New York When Domenico Colombo saw his monthly mortgage payment was about to balloon by 30 percent, he knew how bad it could get.
His payment was scheduled to surge by an extra $1,500 in December. With his daughter headed to college next fall, Colombo feared ending up like so many neighbors in Ft. Lauderdale, Fla., who defaulted on their mortgages and whose homes are now in foreclosure.
He did manage to renegotiate a new fixed interest rate loan with his bank - but the future is less certain for others.
Millions of other adjustable-rate mortgages like Colombo's will soon reset at a higher interest rate. Many homeowners will be unable to make payments. Soaring mortgage default rates this year already have shaken financial institutions. The fallout from more of them, experts say, could spiral into the nation's economy.
'Close to the zero line'
"We haven't faced a downturn like this since the Depression," said Bill Gross, chief investment officer of PIMCO, the world's biggest bond fund. "Its effect on consumption, its effect on future lending attitudes, could bring us close to the zero line in terms of economic growth."
Two million homeowners hold $600 billion of subprime adjustable-rate mortgage loans, or ARMs, due to reset at higher amounts in the next eight months. Subprime loans are made to people with poor credit. Not all mortgages are in trouble, but homeowners defaulting or behind on payments could cause an economic shock of a type never seen before.
The housing slump would be exacerbated by even more empty homes on the market, causing prices to plunge by up to 40 percent in once-hot real estate spots. The top 10 global banks, which repackage loans into exotic securities such as collateralized debt obligations, or CDOs, could suffer far greater write-offs than the $75 billion already this year.

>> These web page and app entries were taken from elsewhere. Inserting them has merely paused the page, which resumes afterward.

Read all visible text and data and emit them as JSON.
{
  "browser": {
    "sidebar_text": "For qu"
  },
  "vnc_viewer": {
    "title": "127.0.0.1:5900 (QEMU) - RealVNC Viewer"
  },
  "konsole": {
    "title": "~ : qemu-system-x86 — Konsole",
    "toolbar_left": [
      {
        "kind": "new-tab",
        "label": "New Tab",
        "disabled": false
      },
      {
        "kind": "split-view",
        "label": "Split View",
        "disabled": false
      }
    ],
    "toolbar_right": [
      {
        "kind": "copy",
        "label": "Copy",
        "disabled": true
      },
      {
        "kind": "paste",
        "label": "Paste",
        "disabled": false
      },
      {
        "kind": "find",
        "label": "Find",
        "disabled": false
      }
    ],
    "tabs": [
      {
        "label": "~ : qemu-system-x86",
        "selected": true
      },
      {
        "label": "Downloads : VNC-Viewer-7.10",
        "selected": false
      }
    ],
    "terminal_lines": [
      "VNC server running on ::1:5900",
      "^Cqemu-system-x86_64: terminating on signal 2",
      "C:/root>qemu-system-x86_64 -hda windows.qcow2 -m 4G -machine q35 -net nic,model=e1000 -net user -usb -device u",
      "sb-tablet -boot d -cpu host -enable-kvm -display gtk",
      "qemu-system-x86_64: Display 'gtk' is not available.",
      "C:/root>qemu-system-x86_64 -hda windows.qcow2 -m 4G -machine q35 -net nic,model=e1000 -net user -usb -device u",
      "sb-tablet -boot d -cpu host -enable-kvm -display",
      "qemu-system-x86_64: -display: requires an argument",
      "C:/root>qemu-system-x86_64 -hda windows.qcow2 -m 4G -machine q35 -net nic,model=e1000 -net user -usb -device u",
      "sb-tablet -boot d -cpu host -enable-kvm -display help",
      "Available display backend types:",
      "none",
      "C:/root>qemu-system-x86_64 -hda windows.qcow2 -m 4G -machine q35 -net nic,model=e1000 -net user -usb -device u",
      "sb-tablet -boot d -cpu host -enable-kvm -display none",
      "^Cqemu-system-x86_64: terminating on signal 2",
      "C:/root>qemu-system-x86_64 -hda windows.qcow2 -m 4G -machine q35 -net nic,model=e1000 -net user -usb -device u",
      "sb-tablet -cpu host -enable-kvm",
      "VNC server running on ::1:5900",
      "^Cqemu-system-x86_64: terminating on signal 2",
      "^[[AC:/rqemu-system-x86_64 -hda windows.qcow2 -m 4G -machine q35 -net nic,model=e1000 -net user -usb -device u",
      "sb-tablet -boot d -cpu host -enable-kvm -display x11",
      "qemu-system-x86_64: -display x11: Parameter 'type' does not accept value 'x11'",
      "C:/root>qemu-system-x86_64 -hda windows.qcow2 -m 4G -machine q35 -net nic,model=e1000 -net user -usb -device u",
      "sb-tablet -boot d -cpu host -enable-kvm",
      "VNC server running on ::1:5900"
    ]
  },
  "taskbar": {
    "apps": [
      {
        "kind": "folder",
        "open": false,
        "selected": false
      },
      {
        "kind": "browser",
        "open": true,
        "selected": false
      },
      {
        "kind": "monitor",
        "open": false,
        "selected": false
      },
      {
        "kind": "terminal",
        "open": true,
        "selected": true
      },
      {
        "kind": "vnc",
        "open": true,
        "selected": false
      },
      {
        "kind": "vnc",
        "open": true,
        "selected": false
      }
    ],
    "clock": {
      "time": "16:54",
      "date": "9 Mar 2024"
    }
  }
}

Job losses would curtail consumer spending that drives two-thirds of the economy. The Labor Department estimates almost 100,000 financial services jobs related to credit and lending have already been lost. Thousands of Americans in the housing industry could be affected. And there's no telling how that would affect car dealers, retailers and others dependent on consumer paychecks.
Based on historical models, zero growth in the gross domestic product would take the unemployment rate to
6.4 percent, wiping out about 3 million jobs from the economy, according to the Economic Policy Institute. In the last downturn between 2001-03, 2 million jobs were lost, according to the Labor Department.
Evidence is increasing that another downturn has begun.
Borrowers who took out loans in the first six months of this year are falling behind on their payments faster than those in 2006, according to investment bank Friedman, Billings Ramsey. That's making it harder for getting new mortgages.
Meanwhile, the number of U.S. homes in foreclosure is expected to keep soaring to 446,726 homes nationwide, according to RealtyTrac Inc. That's one foreclosure filing for every 196 households.
Some homebuyers gambled on interest-only loans. But with the initial two-year term expiring, many homeowners find they can't make the payments.
"It's been said a lot of people have been using their homes as ATM machines," said Thomas Lawler, a former official at mortgage lender Fannie Mae who is now a private housing and finance consultant.
Many are unaware that a borrower defaulting on a loan can affect the nation's well-being. But Wall Street's series of plunges in past months prove today's financial system is interconnected: Mortgages are sold to investment firms, which then slice them up and package them as securities based on risk. Then hedge and pension funds buy up such investments.
The collapse in housing prices has set off a chain reaction: Lenders are tightening their standards, borrowers are having a harder time refinancing loans and the securities that underpin them are in jeopardy.
This has resulted in more than $500 billion of potentially worthless paper on the balance sheets of the biggest global banks. Those losses could spill into the huge pension and mutual funds that also invest in these securities and that the average worker or investor expects to depend on.
Searching for solutions
Sen. Charles Schumer, D-N.Y., said borrowers are the ones who need relief. Money could be funneled through nonprofit organizations to homeowners that need help, he said in an interview.
There's also talk of letting government-backed lenders like Fannie Mae and Freddie Mac buy mortgages of as much as $1 million from lenders, pay the government for guaranteeing them and then turn them into securities for investors.
The subprime wreckage could dwarf the nation's last big banking crisis - the failure of more than 1,000 savings and loans in the 1980s. But problems with S&Ls were largely contained, and the government was able to rescue them through a $125 billion bailout.
"What really makes this a doomsday scenario," housing consultant Lawler said, "is where would you even start with a bailout?"